Bhopal Gas Web Series Stirs New Generation, But Tragedy Far From Over

Farah Edwards, a witness to the world's worst industrial disaster, describes herself on X bio, as an increasingly angry thorn in the side of the Dow Chemical Company, the butchers of Bhopal. Born and raised in Bhopal, Farah is now settled in London. She is also associated with, which runs campaigns for justice for the survivors of the Bhopal gas tragedy. Read her review of The Railway Men

I am not the ideal reviewer because I am too close to Bhopal. I have seen every documentary and most of the photos taken. I was standing beside the photographer when some of the pictures used in the series were taken.

I was excited when I heard that a series about Bhopal was going to be released on Netflix, and I watched The Railway Men with anticipation because my favorite actor’s son had a central role, and I wanted him to succeed. Babil, as Imad Riaz, is great. He spoke with a theet Bhopali dialect and acted really well.

I wish the writers had focused more on some of the individuals and their lives, showing more of the essence of the city I know so well.

There were some very powerful moments in the series that brought tears to my eyes, especially when Babil spoke about his friend based on Ashraf Khan, the real-life worker killed in 1981. Babil was his best friend, and I knew the family of the real Babil, whose name was Chand mia.

When I saw the disabled boy, I wasn’t shocked because that is the reality of Bhopal, and people are living it, still suffering illness and disease due to the gas, still being poisoned by water made toxic by Union Carbide’s negligence.

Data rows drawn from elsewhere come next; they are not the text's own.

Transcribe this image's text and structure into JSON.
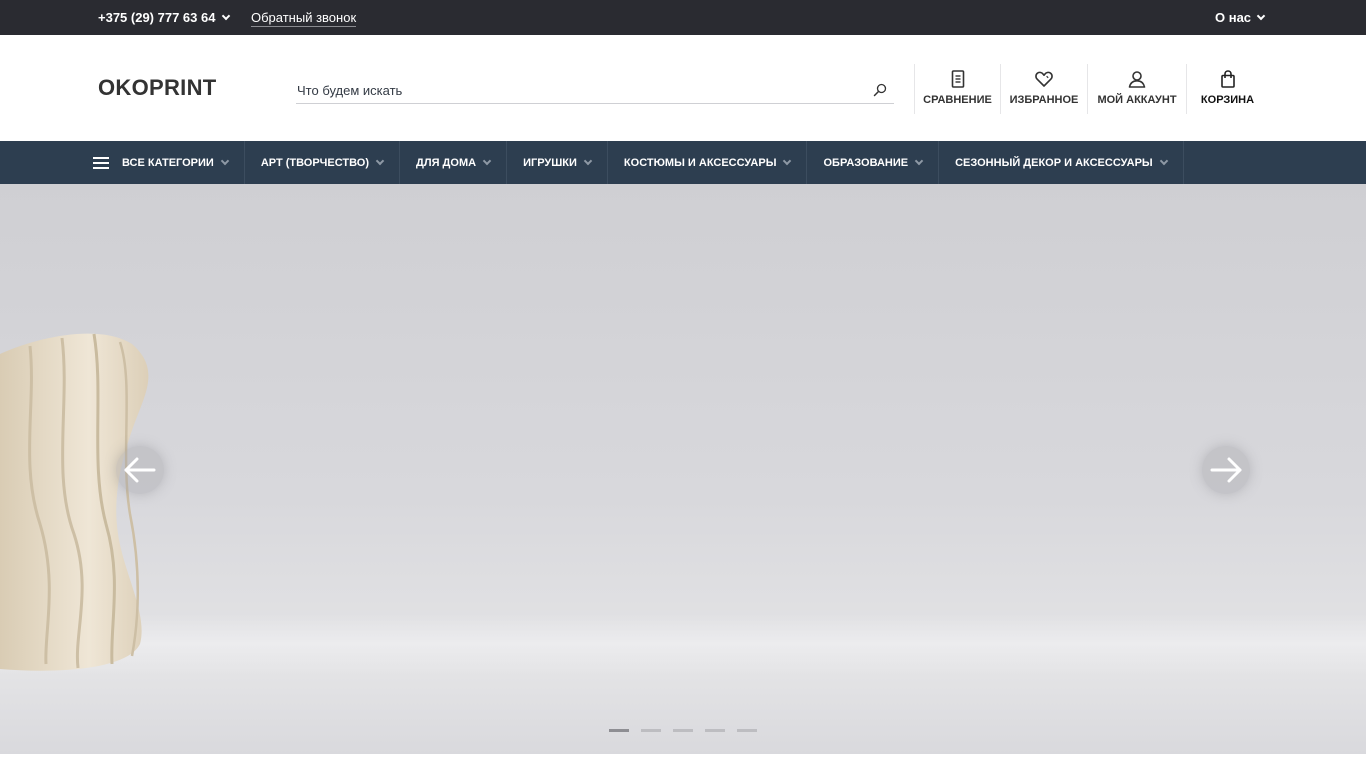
{
  "topbar": {
    "phone": "+375 (29) 777 63 64",
    "callback": "Обратный звонок",
    "about": "О нас"
  },
  "header": {
    "logo": "OKOPRINT",
    "search_placeholder": "Что будем искать",
    "items": [
      {
        "label": "Сравнение",
        "icon": "compare-icon"
      },
      {
        "label": "Избранное",
        "icon": "heart-icon"
      },
      {
        "label": "Мой аккаунт",
        "icon": "user-icon"
      },
      {
        "label": "Корзина",
        "icon": "bag-icon"
      }
    ]
  },
  "nav": {
    "all_categories": "Все категории",
    "items": [
      "Арт (творчество)",
      "Для дома",
      "Игрушки",
      "Костюмы и аксессуары",
      "Образование",
      "Сезонный декор и аксессуары"
    ]
  },
  "hero": {
    "slides_count": 5,
    "active_slide": 1
  },
  "colors": {
    "topbar_bg": "#2a2b31",
    "nav_bg": "#2d3e50"
  }
}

The thing is that The Railway Men has stirred the new generation, unfortunately, it has also brought out those looking for narrow political point-scoring, reducing a tragedy of a thousand crimes, and counting, to the single event of Anderson’s flight from India.

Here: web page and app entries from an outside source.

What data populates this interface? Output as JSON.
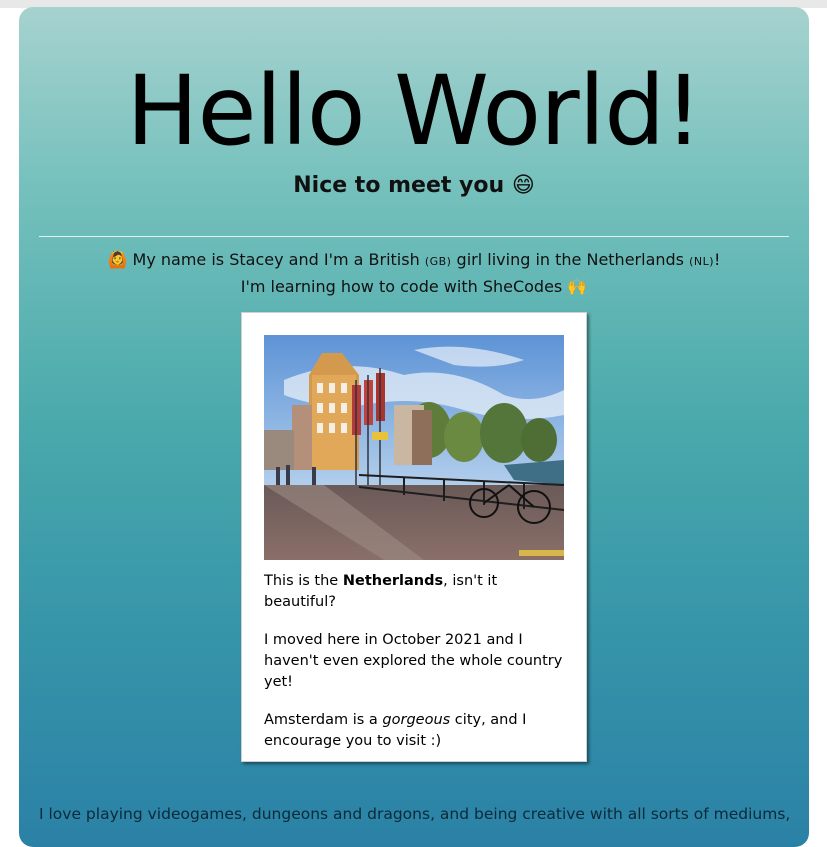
{
  "header": {
    "title": "Hello World!",
    "subtitle": "Nice to meet you 😄"
  },
  "intro": {
    "line1_emoji": "🙆",
    "line1_a": " My name is Stacey and I'm a British ",
    "line1_gb": "(GB)",
    "line1_b": " girl living in the Netherlands ",
    "line1_nl": "(NL)",
    "line1_c": "!",
    "line2": "I'm learning how to code with SheCodes 🙌"
  },
  "photo_card": {
    "image_icon": "amsterdam-canal-photo",
    "p1_before": "This is the ",
    "p1_bold": "Netherlands",
    "p1_after": ", isn't it beautiful?",
    "p2": "I moved here in October 2021 and I haven't even explored the whole country yet!",
    "p3_before": "Amsterdam is a ",
    "p3_italic": "gorgeous",
    "p3_after": " city, and I encourage you to visit :)"
  },
  "bottom": {
    "text": "I love playing videogames, dungeons and dragons, and being creative with all sorts of mediums,"
  },
  "colors": {
    "gradient_top": "#a6d2cf",
    "gradient_bottom": "#2a81a6"
  }
}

This is partly the result of the narrow focus of the series, whose narrative is restricted, barring one scene, to a few days in 1984. There have been 14,000 days of neglect, injustice, and suffering since, and some viewers may be left mistakenly thinking that history’s worst industrial disaster is just history. Bhopal has a beginning but no end.

I appreciate watching Menon’s work again, and Juhi Chawla was excellent as ever. I felt that some of the subplots were not necessary. It took away from the gravity, necessary for the main story.

The production house made a decision not to communicate with the survivors’ organizations or the families of the brave people the story is inspired by. A shame, as they would have learned that the incredible courage they celebrate, taking place over a few hours, has been mirrored across the city each day over four decades in the simple act of surviving in impossible personal circumstances and still caring for others in pain, having been abandoned by all those holding a duty of care.

Farah Edwards Khan

is a teacher of creating writing and works with black and brown communities of her city, making their voices heard.

Related Articles

Leave a Reply

Your email address will not be published. Required fields are marked *

Back to top button